'''
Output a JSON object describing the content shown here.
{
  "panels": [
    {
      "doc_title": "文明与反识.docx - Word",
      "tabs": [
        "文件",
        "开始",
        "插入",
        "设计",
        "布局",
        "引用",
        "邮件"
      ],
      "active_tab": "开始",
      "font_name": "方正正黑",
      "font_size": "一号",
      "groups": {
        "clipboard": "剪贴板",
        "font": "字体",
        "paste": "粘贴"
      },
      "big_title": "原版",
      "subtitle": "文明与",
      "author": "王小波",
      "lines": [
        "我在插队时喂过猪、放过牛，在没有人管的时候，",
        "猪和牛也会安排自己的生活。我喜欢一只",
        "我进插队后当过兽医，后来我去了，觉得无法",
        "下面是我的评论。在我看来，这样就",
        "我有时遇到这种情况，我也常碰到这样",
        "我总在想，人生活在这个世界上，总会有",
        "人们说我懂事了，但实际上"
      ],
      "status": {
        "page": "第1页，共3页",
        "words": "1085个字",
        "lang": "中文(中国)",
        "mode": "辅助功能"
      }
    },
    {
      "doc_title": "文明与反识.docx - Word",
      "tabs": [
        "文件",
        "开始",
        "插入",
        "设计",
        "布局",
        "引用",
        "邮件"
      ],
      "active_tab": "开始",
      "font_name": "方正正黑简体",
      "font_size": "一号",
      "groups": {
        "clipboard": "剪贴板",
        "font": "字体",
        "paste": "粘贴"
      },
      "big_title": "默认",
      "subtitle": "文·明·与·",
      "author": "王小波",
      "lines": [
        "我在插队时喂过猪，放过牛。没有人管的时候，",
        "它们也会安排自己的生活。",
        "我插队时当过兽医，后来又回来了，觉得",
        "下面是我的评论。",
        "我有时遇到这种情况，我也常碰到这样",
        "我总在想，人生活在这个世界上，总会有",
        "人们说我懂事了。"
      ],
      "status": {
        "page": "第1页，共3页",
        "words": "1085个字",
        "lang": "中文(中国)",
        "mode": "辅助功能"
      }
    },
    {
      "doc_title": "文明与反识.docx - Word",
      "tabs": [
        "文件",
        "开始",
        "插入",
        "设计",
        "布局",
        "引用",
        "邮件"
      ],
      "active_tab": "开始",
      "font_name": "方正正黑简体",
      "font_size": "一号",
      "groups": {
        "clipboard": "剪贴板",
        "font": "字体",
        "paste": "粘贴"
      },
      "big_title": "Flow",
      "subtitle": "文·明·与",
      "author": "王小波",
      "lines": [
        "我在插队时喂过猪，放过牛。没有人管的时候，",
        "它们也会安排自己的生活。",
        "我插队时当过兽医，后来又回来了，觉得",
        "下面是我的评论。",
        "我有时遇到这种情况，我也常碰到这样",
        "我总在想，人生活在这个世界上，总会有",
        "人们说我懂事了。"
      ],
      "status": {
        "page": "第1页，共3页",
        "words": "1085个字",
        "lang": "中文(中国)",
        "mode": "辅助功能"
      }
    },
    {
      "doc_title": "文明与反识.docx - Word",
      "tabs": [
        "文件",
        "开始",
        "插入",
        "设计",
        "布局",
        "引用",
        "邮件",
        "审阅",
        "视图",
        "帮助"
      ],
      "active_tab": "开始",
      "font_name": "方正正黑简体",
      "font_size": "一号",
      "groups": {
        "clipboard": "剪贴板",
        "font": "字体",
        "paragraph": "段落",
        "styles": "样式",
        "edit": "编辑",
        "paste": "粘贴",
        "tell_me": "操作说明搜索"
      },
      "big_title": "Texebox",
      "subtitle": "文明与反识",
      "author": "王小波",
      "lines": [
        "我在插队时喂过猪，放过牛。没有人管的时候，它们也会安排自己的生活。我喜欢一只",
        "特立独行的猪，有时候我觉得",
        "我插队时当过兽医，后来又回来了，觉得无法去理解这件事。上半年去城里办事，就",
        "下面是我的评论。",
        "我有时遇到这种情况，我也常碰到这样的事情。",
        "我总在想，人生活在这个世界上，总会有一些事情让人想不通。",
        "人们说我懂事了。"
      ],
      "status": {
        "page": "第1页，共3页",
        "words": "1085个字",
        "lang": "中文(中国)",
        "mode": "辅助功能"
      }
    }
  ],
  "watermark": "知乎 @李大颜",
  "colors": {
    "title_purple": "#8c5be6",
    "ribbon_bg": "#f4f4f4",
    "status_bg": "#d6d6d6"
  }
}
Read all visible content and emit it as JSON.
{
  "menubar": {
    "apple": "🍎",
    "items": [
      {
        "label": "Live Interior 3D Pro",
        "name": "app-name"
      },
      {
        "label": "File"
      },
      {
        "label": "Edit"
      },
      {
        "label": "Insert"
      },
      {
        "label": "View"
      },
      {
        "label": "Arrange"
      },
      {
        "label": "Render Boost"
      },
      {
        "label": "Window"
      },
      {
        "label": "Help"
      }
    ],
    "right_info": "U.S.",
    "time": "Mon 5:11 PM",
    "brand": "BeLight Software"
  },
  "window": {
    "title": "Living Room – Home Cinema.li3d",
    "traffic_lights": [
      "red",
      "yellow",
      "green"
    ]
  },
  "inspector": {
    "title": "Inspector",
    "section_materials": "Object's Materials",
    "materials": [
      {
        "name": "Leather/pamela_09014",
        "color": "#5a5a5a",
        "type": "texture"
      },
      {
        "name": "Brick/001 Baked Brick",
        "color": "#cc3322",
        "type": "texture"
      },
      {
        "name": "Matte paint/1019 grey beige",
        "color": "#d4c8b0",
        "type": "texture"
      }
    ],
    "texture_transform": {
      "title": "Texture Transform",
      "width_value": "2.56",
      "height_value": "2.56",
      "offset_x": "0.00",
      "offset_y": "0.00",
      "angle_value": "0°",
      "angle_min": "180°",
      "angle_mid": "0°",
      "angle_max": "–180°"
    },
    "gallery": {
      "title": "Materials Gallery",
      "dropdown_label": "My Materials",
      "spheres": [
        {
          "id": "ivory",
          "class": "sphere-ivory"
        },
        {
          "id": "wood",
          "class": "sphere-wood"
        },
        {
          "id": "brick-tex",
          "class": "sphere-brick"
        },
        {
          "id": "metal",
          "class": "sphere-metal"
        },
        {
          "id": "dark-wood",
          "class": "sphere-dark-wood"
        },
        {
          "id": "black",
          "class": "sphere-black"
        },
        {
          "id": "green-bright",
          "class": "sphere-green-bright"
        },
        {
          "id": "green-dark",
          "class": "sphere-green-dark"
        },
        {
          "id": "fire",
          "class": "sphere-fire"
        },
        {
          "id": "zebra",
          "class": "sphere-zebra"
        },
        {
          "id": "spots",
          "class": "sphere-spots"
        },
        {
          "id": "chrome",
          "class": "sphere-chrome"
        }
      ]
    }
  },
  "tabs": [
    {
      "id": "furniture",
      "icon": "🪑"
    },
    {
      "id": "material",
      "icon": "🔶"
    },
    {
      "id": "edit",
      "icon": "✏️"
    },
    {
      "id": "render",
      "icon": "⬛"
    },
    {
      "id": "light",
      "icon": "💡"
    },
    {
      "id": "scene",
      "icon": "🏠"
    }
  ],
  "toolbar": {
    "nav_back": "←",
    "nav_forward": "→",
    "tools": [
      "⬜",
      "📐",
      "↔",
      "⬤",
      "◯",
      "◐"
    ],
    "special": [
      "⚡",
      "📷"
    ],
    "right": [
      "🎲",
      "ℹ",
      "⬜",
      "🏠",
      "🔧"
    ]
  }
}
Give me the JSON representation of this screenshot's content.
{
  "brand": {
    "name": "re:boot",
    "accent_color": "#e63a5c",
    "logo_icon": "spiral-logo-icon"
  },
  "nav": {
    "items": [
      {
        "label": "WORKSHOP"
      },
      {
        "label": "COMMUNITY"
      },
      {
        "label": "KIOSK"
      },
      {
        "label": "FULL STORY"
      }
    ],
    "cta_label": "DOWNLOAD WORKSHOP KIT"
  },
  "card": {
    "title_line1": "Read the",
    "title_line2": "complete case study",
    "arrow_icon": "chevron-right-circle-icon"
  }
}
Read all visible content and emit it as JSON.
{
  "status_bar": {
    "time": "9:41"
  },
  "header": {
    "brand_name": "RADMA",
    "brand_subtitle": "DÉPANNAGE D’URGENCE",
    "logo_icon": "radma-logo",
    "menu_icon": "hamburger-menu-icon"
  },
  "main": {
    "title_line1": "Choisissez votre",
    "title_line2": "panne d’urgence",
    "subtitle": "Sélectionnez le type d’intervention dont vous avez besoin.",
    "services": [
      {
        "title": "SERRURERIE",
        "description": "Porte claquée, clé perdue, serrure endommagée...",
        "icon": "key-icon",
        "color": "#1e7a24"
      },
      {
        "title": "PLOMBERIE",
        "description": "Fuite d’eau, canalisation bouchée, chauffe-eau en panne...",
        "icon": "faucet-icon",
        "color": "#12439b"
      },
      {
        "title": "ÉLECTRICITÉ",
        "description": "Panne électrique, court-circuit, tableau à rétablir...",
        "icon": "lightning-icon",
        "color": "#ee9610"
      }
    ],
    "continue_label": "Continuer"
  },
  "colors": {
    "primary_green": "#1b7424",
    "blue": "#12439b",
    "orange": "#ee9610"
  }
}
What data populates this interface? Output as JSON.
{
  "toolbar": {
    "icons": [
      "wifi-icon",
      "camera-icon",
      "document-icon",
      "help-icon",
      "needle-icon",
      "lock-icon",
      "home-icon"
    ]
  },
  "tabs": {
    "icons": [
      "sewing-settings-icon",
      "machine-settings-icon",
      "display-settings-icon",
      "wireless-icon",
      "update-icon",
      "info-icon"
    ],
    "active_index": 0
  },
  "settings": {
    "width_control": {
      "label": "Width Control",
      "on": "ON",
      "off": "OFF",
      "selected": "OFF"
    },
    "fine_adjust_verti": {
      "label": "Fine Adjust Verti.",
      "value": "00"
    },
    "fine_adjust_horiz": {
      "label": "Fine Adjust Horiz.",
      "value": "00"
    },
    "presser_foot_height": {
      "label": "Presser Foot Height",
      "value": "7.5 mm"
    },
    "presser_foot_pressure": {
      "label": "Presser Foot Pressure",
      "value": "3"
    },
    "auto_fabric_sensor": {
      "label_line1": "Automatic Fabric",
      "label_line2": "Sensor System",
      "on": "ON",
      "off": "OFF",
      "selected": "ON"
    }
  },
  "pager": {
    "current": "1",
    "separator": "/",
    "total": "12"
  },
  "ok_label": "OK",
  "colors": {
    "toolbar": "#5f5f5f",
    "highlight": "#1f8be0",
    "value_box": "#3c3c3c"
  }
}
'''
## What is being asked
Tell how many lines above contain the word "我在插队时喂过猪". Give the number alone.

## Result of this task
4